Sitesh Patel, a former vice president of S.K. Laboratories was sentenced in a Texas federal court to 41 months imprisonment and one year of supervised release for his role in fraudulently selling popular workout supplements, the Department of Justice announced on Feb. 19. The court previously ordered Patel’s former company to forfeit $6 million in connection with the case.
According to documents filed in the case, Patel played a key role in developing and manufacturing the popular workout and weight loss supplements known as Jack3d and OxyElite Pro, which were distributed by Dallas-based USPlabs. The DOJ says Patel, of Irvine, California, knowingly profited by deceiving American consumers, causing harm to them by concealing the true ingredients of a product intended to improve the very health it damaged.
“Dietary supplement manufacturers must not be allowed to mislead the public about untested ingredients mixed into their products,” said Acting U.S. Attorney Prerak Shah for the Northern District of Texas. “We are proud to hold this defendant accountable for lying to the public about ingredients that had the potential to cause them harm.”
Patel pleaded guilty in 2019 to conspiracy to introduce misbranded food into interstate commerce. Patel and several of his co-defendants admitted that they imported substances with false and misleading labeling to avoid law enforcement and regulatory agency attention. Patel also pleaded guilty to introduction of misbranded food into interstate commerce.
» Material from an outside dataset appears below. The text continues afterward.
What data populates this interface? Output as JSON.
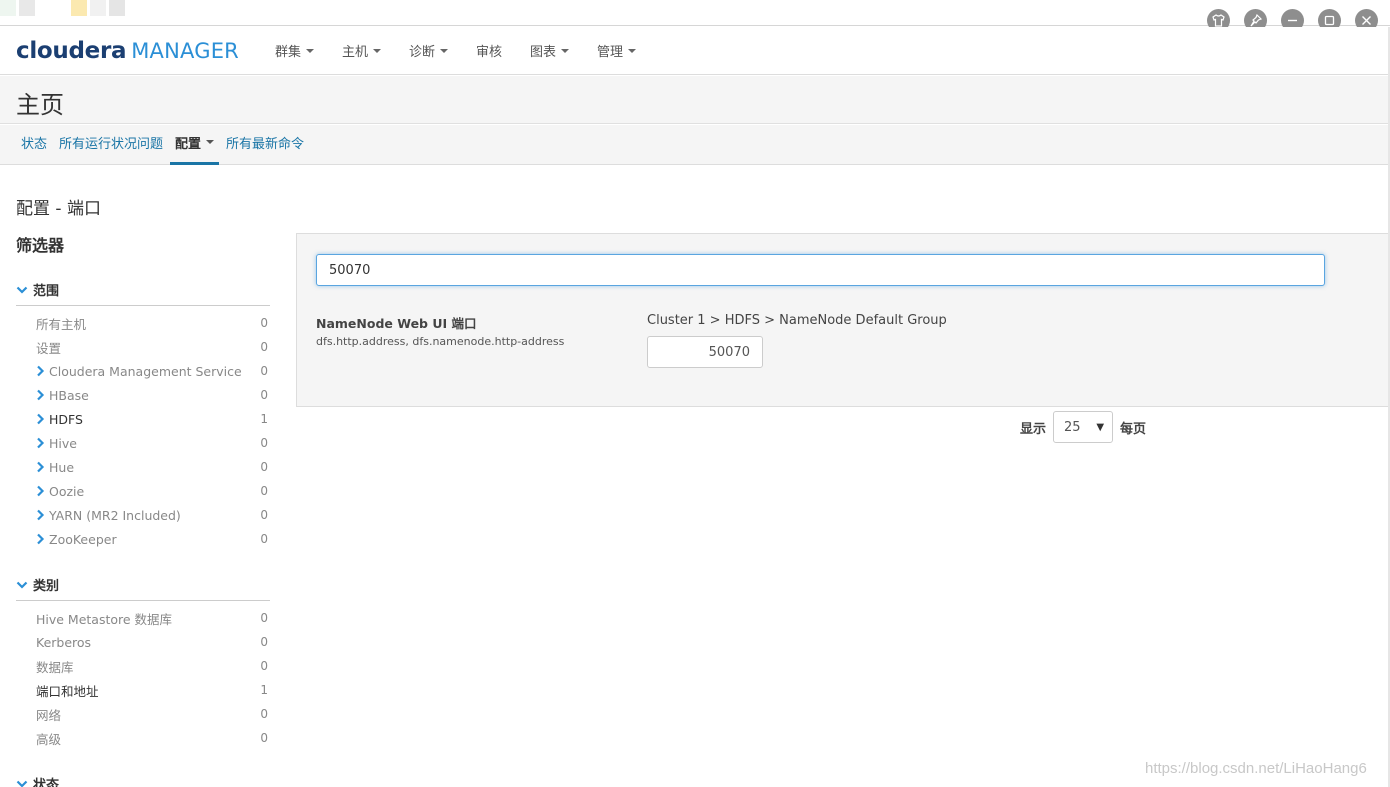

The misbranding charges relate in part to OxyElite Pro, which was recalled in 2013 in the wake of an investigation by the U.S. Food and Drug Administration (FDA) into whether the supplement caused liver injuries in consumers.
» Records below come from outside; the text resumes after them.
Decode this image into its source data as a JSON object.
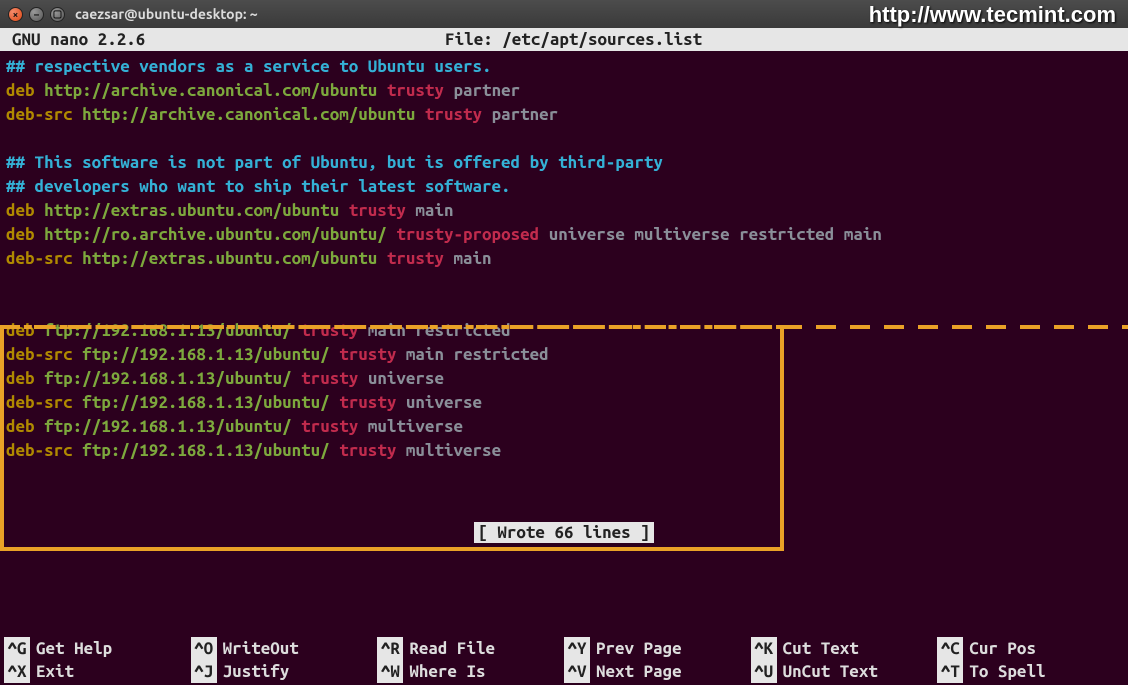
{
  "watermark": "http://www.tecmint.com",
  "window": {
    "title": "caezsar@ubuntu-desktop: ~"
  },
  "nano": {
    "app": "GNU nano 2.2.6",
    "file_prefix": "File: ",
    "file_path": "/etc/apt/sources.list",
    "status": "[ Wrote 66 lines ]"
  },
  "lines": [
    {
      "type": "comment",
      "text": "## respective vendors as a service to Ubuntu users."
    },
    {
      "type": "entry",
      "deb": "deb",
      "url": "http://archive.canonical.com/ubuntu",
      "dist": "trusty",
      "comp": "partner"
    },
    {
      "type": "entry",
      "deb": "deb-src",
      "url": "http://archive.canonical.com/ubuntu",
      "dist": "trusty",
      "comp": "partner"
    },
    {
      "type": "blank"
    },
    {
      "type": "comment",
      "text": "## This software is not part of Ubuntu, but is offered by third-party"
    },
    {
      "type": "comment",
      "text": "## developers who want to ship their latest software."
    },
    {
      "type": "entry",
      "deb": "deb",
      "url": "http://extras.ubuntu.com/ubuntu",
      "dist": "trusty",
      "comp": "main"
    },
    {
      "type": "entry",
      "deb": "deb",
      "url": "http://ro.archive.ubuntu.com/ubuntu/",
      "dist": "trusty-proposed",
      "comp": "universe multiverse restricted main"
    },
    {
      "type": "entry",
      "deb": "deb-src",
      "url": "http://extras.ubuntu.com/ubuntu",
      "dist": "trusty",
      "comp": "main"
    },
    {
      "type": "blank"
    },
    {
      "type": "blank"
    },
    {
      "type": "entry",
      "deb": "deb",
      "url": "ftp://192.168.1.13/ubuntu/",
      "dist": "trusty",
      "comp": "main restricted"
    },
    {
      "type": "entry",
      "deb": "deb-src",
      "url": "ftp://192.168.1.13/ubuntu/",
      "dist": "trusty",
      "comp": "main restricted"
    },
    {
      "type": "entry",
      "deb": "deb",
      "url": "ftp://192.168.1.13/ubuntu/",
      "dist": "trusty",
      "comp": "universe"
    },
    {
      "type": "entry",
      "deb": "deb-src",
      "url": "ftp://192.168.1.13/ubuntu/",
      "dist": "trusty",
      "comp": "universe"
    },
    {
      "type": "entry",
      "deb": "deb",
      "url": "ftp://192.168.1.13/ubuntu/",
      "dist": "trusty",
      "comp": "multiverse"
    },
    {
      "type": "entry",
      "deb": "deb-src",
      "url": "ftp://192.168.1.13/ubuntu/",
      "dist": "trusty",
      "comp": "multiverse"
    }
  ],
  "shortcuts": [
    {
      "key": "^G",
      "label": "Get Help"
    },
    {
      "key": "^O",
      "label": "WriteOut"
    },
    {
      "key": "^R",
      "label": "Read File"
    },
    {
      "key": "^Y",
      "label": "Prev Page"
    },
    {
      "key": "^K",
      "label": "Cut Text"
    },
    {
      "key": "^C",
      "label": "Cur Pos"
    },
    {
      "key": "^X",
      "label": "Exit"
    },
    {
      "key": "^J",
      "label": "Justify"
    },
    {
      "key": "^W",
      "label": "Where Is"
    },
    {
      "key": "^V",
      "label": "Next Page"
    },
    {
      "key": "^U",
      "label": "UnCut Text"
    },
    {
      "key": "^T",
      "label": "To Spell"
    }
  ]
}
An indictment returned by a Dallas federal grand jury in 2015 against Patel and four other individuals associated with USPlabs alleged that the defendants sold some of their products without determining whether they would be safe to use.
The court previously sentenced Jacobo Geissler, 44, of University Park, Texas, the CEO of USPlabs, to 60 months’ imprisonment, and Jonathan Doyle, 41, of Dallas, the president of USPlabs, to 24 months’ imprisonment for their roles in the fraud. The court also sentenced defendants Cyril Willson, 40, of Ralston, Nebraska, a former consultant for USPlabs, and Matthew Hebert, 42, of Dallas, a co-owner of the company, to 18 months’ and 15 months’ imprisonment, respectively. In addition, USPlabs was ordered to pay $4.7 million in criminal forfeiture.